# [Exercise goal]
In the entries below, find every line with the string "forest" and copy it.

# [Data listing]

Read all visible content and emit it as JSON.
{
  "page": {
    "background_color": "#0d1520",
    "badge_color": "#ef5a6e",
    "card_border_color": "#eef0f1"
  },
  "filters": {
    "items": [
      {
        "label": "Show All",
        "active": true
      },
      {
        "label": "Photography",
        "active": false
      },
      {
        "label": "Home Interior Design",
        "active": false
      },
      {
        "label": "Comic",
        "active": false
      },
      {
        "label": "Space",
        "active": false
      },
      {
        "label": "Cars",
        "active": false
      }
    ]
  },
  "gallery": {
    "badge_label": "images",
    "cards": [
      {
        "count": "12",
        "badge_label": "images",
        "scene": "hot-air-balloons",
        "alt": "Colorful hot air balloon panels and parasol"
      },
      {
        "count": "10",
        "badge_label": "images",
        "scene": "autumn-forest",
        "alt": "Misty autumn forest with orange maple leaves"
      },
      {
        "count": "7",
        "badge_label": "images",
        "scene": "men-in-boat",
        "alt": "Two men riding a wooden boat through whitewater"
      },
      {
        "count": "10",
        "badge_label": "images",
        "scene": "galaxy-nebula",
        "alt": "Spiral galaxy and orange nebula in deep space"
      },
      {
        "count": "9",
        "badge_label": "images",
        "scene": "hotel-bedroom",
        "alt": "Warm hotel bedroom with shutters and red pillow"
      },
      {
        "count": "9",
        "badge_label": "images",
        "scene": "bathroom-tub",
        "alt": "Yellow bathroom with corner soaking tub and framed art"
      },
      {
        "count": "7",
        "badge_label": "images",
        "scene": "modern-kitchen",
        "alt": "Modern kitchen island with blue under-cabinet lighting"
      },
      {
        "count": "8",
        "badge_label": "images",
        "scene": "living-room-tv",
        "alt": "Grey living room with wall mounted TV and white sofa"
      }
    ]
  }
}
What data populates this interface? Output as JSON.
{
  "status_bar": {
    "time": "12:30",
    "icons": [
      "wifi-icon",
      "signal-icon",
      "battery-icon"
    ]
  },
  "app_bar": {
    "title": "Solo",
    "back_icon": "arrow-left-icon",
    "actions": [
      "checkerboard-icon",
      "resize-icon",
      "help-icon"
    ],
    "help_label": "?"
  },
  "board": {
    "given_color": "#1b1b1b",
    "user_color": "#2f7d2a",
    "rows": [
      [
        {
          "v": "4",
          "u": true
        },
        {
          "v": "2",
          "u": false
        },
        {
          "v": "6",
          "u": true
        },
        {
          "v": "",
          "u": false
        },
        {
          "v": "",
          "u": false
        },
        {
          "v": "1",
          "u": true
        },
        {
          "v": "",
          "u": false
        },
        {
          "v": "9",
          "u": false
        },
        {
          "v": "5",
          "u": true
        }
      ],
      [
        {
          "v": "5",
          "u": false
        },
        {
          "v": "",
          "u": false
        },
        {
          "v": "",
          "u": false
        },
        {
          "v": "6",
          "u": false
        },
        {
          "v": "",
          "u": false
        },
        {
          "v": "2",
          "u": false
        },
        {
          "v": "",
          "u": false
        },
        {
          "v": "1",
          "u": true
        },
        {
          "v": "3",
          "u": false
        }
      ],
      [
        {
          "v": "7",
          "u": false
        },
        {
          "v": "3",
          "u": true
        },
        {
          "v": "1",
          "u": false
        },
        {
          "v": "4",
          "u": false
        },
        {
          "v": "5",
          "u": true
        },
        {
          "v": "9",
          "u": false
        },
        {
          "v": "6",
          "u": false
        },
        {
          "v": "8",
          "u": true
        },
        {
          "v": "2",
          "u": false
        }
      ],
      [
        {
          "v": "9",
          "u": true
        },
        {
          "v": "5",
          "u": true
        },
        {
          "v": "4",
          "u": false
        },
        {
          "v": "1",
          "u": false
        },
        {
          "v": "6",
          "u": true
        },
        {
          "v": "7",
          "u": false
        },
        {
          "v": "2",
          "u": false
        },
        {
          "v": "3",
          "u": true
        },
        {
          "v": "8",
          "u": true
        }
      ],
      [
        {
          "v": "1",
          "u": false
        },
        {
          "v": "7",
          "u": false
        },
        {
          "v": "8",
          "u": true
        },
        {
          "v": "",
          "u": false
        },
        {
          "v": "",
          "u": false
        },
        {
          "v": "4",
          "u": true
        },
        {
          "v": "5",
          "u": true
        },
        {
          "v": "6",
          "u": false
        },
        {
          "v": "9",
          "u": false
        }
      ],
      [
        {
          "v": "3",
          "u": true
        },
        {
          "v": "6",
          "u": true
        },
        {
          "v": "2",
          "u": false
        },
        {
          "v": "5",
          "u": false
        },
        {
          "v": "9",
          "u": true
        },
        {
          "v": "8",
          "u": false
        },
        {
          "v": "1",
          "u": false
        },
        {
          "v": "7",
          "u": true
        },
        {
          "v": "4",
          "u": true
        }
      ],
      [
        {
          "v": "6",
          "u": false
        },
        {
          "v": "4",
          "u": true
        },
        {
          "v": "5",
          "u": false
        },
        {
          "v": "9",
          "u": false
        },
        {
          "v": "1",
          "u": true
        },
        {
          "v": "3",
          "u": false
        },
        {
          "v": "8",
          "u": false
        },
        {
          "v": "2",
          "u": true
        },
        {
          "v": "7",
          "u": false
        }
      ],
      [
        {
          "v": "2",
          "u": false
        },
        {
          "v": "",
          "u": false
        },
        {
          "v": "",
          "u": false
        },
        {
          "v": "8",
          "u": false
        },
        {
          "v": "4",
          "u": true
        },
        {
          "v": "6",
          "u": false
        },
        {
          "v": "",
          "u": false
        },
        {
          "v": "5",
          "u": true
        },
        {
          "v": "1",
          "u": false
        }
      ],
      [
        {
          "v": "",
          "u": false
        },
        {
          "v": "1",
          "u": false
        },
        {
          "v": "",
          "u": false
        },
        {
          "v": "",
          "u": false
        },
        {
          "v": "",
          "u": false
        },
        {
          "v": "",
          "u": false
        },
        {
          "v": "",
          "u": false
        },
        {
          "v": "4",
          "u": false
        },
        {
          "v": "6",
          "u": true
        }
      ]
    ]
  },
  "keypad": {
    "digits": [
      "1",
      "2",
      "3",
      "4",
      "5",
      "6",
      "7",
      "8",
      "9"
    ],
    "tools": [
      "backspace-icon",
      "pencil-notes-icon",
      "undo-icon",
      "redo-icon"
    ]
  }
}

# [Written response]
        "scene": "autumn-forest",
        "alt": "Misty autumn forest with orange maple leaves"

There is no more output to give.